----- Material shown

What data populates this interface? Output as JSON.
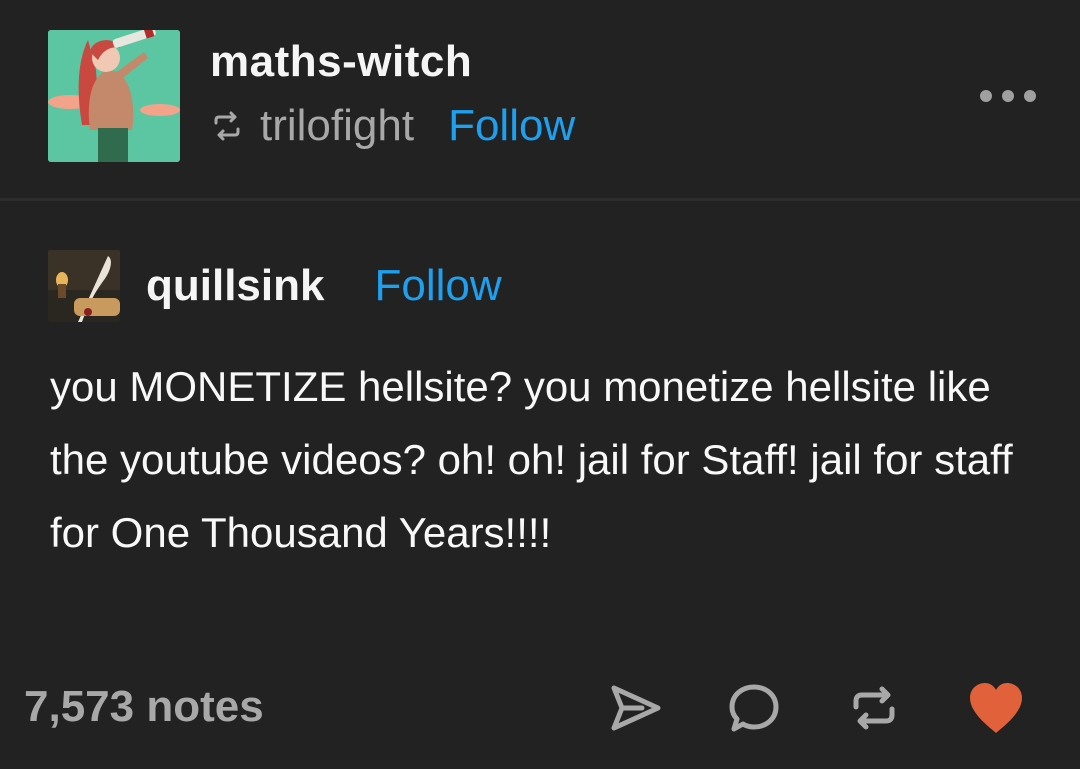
{
  "header": {
    "username": "maths-witch",
    "reblogged_from": "trilofight",
    "follow_label": "Follow",
    "avatar_icon": "illustrated-avatar-icon"
  },
  "quote": {
    "username": "quillsink",
    "follow_label": "Follow",
    "avatar_icon": "quill-avatar-icon",
    "text": "you MONETIZE hellsite? you monetize hellsite like the youtube videos? oh! oh! jail for Staff! jail for staff for One Thousand Years!!!!"
  },
  "footer": {
    "notes": "7,573 notes",
    "actions": [
      "share-icon",
      "reply-icon",
      "reblog-icon",
      "like-icon"
    ]
  },
  "colors": {
    "background": "#222222",
    "link": "#1ea0f0",
    "muted": "#a8a8a8",
    "heart": "#e0613a"
  }
}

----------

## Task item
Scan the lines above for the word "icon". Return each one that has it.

## Exercise answer
    "avatar_icon": "illustrated-avatar-icon"
    "avatar_icon": "quill-avatar-icon",
      "share-icon",
      "reply-icon",
      "reblog-icon",
      "like-icon"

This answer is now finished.